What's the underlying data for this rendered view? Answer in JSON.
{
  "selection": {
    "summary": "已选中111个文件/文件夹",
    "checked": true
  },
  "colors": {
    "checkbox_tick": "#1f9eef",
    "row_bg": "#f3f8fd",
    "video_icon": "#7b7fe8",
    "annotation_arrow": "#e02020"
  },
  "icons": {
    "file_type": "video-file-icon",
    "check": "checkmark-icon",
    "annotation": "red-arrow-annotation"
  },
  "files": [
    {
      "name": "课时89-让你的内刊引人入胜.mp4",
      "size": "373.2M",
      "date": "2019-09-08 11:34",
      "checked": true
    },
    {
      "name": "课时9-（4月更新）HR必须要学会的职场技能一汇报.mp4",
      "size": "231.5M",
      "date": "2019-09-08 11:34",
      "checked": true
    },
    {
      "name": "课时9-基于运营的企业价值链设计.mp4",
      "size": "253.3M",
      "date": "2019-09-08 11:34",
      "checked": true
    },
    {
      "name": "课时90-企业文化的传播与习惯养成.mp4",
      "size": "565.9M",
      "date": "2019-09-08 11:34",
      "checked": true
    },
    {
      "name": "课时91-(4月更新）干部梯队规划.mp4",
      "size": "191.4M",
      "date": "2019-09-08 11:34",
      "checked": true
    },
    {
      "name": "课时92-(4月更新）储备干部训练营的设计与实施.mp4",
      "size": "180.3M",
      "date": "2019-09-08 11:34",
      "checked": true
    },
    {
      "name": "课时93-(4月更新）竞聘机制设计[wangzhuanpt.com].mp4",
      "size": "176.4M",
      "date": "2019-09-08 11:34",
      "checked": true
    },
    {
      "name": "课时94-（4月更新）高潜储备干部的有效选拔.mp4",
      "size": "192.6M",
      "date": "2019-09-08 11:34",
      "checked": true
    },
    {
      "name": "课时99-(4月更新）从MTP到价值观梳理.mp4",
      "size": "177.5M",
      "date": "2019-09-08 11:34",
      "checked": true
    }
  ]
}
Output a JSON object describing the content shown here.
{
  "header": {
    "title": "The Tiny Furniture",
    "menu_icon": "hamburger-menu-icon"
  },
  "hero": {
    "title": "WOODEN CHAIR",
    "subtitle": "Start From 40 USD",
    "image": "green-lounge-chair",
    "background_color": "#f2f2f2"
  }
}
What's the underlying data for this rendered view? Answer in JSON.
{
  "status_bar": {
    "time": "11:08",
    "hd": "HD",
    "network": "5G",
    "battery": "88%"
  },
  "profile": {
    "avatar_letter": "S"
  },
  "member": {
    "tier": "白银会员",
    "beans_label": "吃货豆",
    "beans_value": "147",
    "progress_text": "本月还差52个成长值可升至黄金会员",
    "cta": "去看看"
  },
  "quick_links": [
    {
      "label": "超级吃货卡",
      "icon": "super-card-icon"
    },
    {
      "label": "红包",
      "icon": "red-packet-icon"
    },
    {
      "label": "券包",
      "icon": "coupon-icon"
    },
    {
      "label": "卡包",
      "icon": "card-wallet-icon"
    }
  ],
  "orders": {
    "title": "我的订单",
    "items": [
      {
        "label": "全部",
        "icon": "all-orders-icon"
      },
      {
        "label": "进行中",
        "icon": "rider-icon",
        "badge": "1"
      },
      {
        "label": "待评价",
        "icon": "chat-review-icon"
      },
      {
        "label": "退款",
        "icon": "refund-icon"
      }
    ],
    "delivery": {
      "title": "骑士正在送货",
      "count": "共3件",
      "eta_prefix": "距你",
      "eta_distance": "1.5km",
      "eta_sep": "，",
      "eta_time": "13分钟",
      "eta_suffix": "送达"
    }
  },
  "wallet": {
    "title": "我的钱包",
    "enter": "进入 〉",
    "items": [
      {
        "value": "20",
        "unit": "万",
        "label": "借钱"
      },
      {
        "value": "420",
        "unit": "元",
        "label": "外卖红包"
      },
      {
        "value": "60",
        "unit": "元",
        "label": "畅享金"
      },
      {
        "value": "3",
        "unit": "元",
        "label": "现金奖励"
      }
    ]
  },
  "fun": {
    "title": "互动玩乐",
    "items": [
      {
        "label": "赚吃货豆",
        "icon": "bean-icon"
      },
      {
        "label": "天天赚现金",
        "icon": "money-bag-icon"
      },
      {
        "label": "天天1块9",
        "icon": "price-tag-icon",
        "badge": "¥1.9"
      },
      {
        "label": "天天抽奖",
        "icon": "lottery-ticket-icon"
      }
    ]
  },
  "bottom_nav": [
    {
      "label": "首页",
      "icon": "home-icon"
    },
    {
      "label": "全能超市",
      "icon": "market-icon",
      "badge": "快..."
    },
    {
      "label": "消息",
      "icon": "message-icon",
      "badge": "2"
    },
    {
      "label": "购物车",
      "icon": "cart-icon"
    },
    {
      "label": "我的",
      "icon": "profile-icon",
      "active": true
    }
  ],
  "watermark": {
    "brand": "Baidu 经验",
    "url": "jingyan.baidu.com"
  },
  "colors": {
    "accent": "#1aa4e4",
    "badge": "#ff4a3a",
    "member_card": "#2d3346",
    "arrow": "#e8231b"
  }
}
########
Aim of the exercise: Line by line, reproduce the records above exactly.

Solution to the exercise:
What's the underlying data for this rendered view? Answer in JSON.
{
  "selection": {
    "summary": "已选中111个文件/文件夹",
    "checked": true
  },
  "colors": {
    "checkbox_tick": "#1f9eef",
    "row_bg": "#f3f8fd",
    "video_icon": "#7b7fe8",
    "annotation_arrow": "#e02020"
  },
  "icons": {
    "file_type": "video-file-icon",
    "check": "checkmark-icon",
    "annotation": "red-arrow-annotation"
  },
  "files": [
    {
      "name": "课时89-让你的内刊引人入胜.mp4",
      "size": "373.2M",
      "date": "2019-09-08 11:34",
      "checked": true
    },
    {
      "name": "课时9-（4月更新）HR必须要学会的职场技能一汇报.mp4",
      "size": "231.5M",
      "date": "2019-09-08 11:34",
      "checked": true
    },
    {
      "name": "课时9-基于运营的企业价值链设计.mp4",
      "size": "253.3M",
      "date": "2019-09-08 11:34",
      "checked": true
    },
    {
      "name": "课时90-企业文化的传播与习惯养成.mp4",
      "size": "565.9M",
      "date": "2019-09-08 11:34",
      "checked": true
    },
    {
      "name": "课时91-(4月更新）干部梯队规划.mp4",
      "size": "191.4M",
      "date": "2019-09-08 11:34",
      "checked": true
    },
    {
      "name": "课时92-(4月更新）储备干部训练营的设计与实施.mp4",
      "size": "180.3M",
      "date": "2019-09-08 11:34",
      "checked": true
    },
    {
      "name": "课时93-(4月更新）竞聘机制设计[wangzhuanpt.com].mp4",
      "size": "176.4M",
      "date": "2019-09-08 11:34",
      "checked": true
    },
    {
      "name": "课时94-（4月更新）高潜储备干部的有效选拔.mp4",
      "size": "192.6M",
      "date": "2019-09-08 11:34",
      "checked": true
    },
    {
      "name": "课时99-(4月更新）从MTP到价值观梳理.mp4",
      "size": "177.5M",
      "date": "2019-09-08 11:34",
      "checked": true
    }
  ]
}
Output a JSON object describing the content shown here.
{
  "header": {
    "title": "The Tiny Furniture",
    "menu_icon": "hamburger-menu-icon"
  },
  "hero": {
    "title": "WOODEN CHAIR",
    "subtitle": "Start From 40 USD",
    "image": "green-lounge-chair",
    "background_color": "#f2f2f2"
  }
}
What's the underlying data for this rendered view? Answer in JSON.
{
  "status_bar": {
    "time": "11:08",
    "hd": "HD",
    "network": "5G",
    "battery": "88%"
  },
  "profile": {
    "avatar_letter": "S"
  },
  "member": {
    "tier": "白银会员",
    "beans_label": "吃货豆",
    "beans_value": "147",
    "progress_text": "本月还差52个成长值可升至黄金会员",
    "cta": "去看看"
  },
  "quick_links": [
    {
      "label": "超级吃货卡",
      "icon": "super-card-icon"
    },
    {
      "label": "红包",
      "icon": "red-packet-icon"
    },
    {
      "label": "券包",
      "icon": "coupon-icon"
    },
    {
      "label": "卡包",
      "icon": "card-wallet-icon"
    }
  ],
  "orders": {
    "title": "我的订单",
    "items": [
      {
        "label": "全部",
        "icon": "all-orders-icon"
      },
      {
        "label": "进行中",
        "icon": "rider-icon",
        "badge": "1"
      },
      {
        "label": "待评价",
        "icon": "chat-review-icon"
      },
      {
        "label": "退款",
        "icon": "refund-icon"
      }
    ],
    "delivery": {
      "title": "骑士正在送货",
      "count": "共3件",
      "eta_prefix": "距你",
      "eta_distance": "1.5km",
      "eta_sep": "，",
      "eta_time": "13分钟",
      "eta_suffix": "送达"
    }
  },
  "wallet": {
    "title": "我的钱包",
    "enter": "进入 〉",
    "items": [
      {
        "value": "20",
        "unit": "万",
        "label": "借钱"
      },
      {
        "value": "420",
        "unit": "元",
        "label": "外卖红包"
      },
      {
        "value": "60",
        "unit": "元",
        "label": "畅享金"
      },
      {
        "value": "3",
        "unit": "元",
        "label": "现金奖励"
      }
    ]
  },
  "fun": {
    "title": "互动玩乐",
    "items": [
      {
        "label": "赚吃货豆",
        "icon": "bean-icon"
      },
      {
        "label": "天天赚现金",
        "icon": "money-bag-icon"
      },
      {
        "label": "天天1块9",
        "icon": "price-tag-icon",
        "badge": "¥1.9"
      },
      {
        "label": "天天抽奖",
        "icon": "lottery-ticket-icon"
      }
    ]
  },
  "bottom_nav": [
    {
      "label": "首页",
      "icon": "home-icon"
    },
    {
      "label": "全能超市",
      "icon": "market-icon",
      "badge": "快..."
    },
    {
      "label": "消息",
      "icon": "message-icon",
      "badge": "2"
    },
    {
      "label": "购物车",
      "icon": "cart-icon"
    },
    {
      "label": "我的",
      "icon": "profile-icon",
      "active": true
    }
  ],
  "watermark": {
    "brand": "Baidu 经验",
    "url": "jingyan.baidu.com"
  },
  "colors": {
    "accent": "#1aa4e4",
    "badge": "#ff4a3a",
    "member_card": "#2d3346",
    "arrow": "#e8231b"
  }
}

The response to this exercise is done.